Czech Petra Kvitova came close to tears after hammering Canadian Eugenie Bouchard 6-3, 6-0 on Saturday to win her second Wimbledon title in four years.
The sixth seed proved to be an unstoppable force on the grass with a 55-minute win which left the Canadian challenger no chance. Kvitova let her emotions show as she grasped the winner's trophy after the win, which will take her back into the ranking top five.
"This was a tough match, but I was mentally strong. I've already played a final here but you never know what can happen," said the winner.
"I had good tactics from my coach. I wanted to be here again with the trophy.
"I can't say this Wimbledon title is more special than my first, but after three years, to get it again is absolutely amazing."
Bouchard, 20, who had come into the final without the loss of a set, will step up to seventh on the WTA list, highest ever for any Canadian.
The 2012 junior Wimbledon winner was run down by Kvitova, who could not put a foot wrong in the rout. She fired 28 winners and broke on six of 13 chances in the one-way affair.
"Sometimes an opponent plays better than you and that's what happened today," said Bouchard.
"I started well, but she was right in there. I wasn't able to play my game.
"She took all of the chance away from me. She put me under a lot of pressure. I didn't have many opportunities.

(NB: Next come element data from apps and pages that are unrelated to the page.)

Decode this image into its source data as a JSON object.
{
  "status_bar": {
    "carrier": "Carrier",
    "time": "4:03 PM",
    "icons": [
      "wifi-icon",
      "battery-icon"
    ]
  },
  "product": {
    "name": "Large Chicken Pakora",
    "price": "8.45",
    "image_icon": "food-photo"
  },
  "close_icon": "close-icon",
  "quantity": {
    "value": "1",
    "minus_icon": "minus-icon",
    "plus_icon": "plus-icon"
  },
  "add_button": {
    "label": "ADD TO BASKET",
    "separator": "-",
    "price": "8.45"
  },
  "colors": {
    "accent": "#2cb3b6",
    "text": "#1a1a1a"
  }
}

"I'm disappointed with the loss, but I also realise how far I've come already. I believe that I can be at the top level."
Watching from the Royal Box were retired 2013 winner Marion Bartoli and Britain's Princess Eugenie, after whom Bouchard is named.
Sixth seed Kvitova, her right thigh heavily strapped, had taken immediate control of the match as she beat Bouchard for the second time in as many meetings.
The Czech needed less than half an hour to win the opening set after breaking twice for 5-2 and losing her serve in the eighth game, before taking the set on a third chance.
In the second, the pressure continued as Kvitova romped home all but unchallenged by an opponent who could not penetrate her armour.
Kvitova secured victory on a cross-court winner which Bouchard could not touch.